**EXCERPTED DATA**.

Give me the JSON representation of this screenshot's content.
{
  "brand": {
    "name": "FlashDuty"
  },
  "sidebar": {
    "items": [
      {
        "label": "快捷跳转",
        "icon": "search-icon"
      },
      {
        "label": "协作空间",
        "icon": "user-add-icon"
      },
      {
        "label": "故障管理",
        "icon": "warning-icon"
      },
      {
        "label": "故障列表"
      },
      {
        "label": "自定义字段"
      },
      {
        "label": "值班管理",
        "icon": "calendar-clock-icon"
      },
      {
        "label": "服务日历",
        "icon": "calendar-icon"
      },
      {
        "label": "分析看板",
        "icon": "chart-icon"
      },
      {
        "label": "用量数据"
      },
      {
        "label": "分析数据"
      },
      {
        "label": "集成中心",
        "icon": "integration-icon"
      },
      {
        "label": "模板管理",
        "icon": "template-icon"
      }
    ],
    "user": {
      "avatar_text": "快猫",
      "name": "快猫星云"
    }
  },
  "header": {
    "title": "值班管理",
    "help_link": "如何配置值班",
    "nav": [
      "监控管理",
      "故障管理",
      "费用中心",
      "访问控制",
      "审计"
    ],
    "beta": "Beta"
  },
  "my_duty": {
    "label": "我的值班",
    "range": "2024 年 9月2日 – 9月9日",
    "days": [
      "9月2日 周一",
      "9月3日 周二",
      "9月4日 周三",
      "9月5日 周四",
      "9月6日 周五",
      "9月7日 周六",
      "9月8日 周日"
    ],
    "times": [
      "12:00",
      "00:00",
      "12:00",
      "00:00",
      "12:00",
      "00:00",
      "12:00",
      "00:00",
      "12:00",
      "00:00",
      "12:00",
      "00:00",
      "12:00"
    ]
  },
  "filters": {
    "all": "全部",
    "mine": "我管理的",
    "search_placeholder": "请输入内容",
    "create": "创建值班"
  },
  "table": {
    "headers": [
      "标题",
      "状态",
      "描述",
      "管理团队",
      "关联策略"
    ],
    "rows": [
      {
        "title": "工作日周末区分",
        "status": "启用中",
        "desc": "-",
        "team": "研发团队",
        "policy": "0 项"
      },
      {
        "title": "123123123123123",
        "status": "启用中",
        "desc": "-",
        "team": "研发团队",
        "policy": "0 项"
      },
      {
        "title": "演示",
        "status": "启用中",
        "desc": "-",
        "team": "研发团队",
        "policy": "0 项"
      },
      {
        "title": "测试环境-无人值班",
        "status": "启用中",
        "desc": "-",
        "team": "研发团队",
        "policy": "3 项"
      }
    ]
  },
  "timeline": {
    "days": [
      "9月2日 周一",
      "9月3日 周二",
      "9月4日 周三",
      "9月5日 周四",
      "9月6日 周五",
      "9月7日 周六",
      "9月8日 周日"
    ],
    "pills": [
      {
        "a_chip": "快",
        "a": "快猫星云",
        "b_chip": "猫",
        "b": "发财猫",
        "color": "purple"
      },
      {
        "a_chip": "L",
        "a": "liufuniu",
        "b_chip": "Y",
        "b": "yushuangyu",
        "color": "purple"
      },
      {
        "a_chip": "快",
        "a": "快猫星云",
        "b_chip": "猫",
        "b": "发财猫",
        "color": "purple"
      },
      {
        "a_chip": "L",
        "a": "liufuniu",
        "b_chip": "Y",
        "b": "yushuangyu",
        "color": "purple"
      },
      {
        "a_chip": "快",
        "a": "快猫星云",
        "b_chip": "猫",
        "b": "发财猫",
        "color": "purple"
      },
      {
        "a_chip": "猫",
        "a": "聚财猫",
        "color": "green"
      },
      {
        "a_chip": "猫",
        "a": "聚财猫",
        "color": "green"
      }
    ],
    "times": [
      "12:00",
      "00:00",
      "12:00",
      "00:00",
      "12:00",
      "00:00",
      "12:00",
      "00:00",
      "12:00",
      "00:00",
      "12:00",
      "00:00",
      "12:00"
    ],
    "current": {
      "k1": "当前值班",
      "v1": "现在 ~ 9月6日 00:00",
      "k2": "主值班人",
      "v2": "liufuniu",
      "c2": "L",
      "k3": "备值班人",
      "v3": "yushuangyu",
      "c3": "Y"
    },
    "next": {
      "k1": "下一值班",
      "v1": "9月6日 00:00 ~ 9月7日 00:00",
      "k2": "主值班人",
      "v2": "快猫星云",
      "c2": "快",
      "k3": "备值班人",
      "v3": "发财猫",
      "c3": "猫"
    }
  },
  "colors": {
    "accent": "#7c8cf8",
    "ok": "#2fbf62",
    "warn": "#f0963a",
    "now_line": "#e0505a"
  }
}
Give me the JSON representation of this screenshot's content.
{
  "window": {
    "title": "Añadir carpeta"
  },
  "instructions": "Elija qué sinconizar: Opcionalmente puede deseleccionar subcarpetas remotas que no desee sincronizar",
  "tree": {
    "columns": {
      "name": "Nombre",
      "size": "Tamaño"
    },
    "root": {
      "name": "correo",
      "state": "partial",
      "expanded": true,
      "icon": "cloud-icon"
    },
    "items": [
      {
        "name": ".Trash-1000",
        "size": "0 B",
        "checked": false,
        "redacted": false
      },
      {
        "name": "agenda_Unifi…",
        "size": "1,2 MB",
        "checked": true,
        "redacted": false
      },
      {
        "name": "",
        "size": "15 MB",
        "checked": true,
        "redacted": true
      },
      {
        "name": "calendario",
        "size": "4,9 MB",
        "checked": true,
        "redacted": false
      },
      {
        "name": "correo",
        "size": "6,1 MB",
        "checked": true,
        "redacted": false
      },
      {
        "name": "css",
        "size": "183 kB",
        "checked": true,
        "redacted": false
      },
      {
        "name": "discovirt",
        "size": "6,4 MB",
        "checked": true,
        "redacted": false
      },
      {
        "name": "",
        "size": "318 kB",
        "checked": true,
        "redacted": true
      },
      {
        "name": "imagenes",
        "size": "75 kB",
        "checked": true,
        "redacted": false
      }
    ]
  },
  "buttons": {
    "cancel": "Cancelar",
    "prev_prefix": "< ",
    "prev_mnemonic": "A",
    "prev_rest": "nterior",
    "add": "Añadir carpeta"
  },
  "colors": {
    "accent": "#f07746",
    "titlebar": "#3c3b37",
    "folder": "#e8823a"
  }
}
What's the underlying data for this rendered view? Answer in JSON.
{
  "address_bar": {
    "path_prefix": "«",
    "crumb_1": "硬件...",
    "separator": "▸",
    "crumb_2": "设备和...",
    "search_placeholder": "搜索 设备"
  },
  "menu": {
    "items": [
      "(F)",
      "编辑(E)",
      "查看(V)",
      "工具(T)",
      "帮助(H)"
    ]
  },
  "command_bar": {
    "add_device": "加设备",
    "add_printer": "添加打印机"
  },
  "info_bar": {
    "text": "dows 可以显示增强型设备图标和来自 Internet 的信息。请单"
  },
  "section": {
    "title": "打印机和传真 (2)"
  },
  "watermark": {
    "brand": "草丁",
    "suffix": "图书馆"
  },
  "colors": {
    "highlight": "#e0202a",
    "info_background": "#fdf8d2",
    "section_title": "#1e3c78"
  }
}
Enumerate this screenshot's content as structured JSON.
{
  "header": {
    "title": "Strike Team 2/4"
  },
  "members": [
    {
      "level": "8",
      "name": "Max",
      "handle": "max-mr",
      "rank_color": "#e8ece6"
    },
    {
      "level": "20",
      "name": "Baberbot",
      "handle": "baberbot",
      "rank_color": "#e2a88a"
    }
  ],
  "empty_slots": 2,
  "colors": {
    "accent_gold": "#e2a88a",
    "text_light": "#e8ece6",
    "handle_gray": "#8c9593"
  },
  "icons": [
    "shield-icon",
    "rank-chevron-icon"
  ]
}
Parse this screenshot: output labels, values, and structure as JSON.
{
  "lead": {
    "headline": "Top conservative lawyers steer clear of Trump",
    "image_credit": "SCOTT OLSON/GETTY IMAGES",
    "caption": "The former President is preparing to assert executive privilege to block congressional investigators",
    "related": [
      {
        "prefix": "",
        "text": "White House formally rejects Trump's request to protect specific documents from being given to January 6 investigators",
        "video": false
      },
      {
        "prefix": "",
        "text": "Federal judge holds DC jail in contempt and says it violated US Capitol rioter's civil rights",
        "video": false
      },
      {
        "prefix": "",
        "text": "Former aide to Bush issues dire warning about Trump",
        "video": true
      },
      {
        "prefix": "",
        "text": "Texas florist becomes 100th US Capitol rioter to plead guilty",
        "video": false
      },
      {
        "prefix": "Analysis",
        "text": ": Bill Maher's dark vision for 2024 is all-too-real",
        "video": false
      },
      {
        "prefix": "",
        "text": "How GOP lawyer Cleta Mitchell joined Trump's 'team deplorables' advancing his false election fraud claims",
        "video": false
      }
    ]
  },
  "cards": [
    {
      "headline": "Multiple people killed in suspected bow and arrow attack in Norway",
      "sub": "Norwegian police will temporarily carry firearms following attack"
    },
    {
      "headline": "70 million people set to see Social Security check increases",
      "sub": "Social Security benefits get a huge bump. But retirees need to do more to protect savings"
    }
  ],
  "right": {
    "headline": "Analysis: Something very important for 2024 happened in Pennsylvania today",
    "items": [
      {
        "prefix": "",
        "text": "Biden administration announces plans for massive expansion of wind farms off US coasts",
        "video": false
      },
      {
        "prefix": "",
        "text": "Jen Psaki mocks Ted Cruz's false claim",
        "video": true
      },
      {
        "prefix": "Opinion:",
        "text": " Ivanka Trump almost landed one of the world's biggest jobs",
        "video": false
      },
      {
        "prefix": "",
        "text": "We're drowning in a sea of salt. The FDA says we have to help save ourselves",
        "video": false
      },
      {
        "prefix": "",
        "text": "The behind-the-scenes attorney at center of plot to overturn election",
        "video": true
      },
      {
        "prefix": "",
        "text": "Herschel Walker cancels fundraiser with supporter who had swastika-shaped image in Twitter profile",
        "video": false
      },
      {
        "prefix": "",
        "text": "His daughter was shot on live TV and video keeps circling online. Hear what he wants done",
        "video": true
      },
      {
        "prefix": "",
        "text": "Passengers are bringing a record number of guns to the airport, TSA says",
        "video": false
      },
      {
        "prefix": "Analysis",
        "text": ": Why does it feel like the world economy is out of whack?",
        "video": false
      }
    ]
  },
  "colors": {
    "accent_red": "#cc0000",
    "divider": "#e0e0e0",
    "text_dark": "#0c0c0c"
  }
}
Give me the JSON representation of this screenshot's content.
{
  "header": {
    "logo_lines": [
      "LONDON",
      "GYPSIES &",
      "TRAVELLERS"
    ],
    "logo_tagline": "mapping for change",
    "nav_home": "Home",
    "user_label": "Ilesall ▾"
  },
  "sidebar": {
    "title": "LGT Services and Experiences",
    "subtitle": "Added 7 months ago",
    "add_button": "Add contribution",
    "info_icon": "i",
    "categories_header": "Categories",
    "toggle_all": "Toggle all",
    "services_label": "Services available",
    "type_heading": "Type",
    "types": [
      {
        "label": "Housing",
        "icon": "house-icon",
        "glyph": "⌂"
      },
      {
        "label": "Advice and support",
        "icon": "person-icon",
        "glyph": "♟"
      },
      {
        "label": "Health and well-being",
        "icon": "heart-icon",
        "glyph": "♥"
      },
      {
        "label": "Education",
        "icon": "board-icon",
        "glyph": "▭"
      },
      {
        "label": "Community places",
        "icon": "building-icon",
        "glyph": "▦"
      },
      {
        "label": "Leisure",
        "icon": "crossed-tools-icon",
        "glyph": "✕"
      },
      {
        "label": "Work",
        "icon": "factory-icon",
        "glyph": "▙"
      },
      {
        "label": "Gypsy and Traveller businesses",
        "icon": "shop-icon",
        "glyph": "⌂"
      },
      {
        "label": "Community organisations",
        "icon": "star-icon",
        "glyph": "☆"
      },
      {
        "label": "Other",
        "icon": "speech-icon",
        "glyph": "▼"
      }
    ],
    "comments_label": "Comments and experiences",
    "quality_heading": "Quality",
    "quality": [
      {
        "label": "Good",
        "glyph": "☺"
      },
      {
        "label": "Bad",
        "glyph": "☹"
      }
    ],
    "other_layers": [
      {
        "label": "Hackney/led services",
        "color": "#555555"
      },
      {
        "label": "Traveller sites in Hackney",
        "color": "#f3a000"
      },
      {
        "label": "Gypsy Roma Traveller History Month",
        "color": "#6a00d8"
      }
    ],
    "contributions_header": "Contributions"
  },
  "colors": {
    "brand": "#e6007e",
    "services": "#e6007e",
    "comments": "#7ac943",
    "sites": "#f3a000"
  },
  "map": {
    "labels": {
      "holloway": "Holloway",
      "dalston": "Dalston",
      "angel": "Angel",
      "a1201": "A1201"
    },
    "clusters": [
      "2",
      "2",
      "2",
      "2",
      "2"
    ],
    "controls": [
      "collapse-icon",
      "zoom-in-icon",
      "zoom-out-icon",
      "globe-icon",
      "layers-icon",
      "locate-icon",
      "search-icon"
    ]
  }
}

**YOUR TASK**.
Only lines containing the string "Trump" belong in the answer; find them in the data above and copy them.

**REPLY TO THE TASK**.
    "headline": "Top conservative lawyers steer clear of Trump",
        "text": "White House formally rejects Trump's request to protect specific documents from being given to January 6 investigators",
        "text": "Former aide to Bush issues dire warning about Trump",
        "text": "How GOP lawyer Cleta Mitchell joined Trump's 'team deplorables' advancing his false election fraud claims",
        "text": " Ivanka Trump almost landed one of the world's biggest jobs",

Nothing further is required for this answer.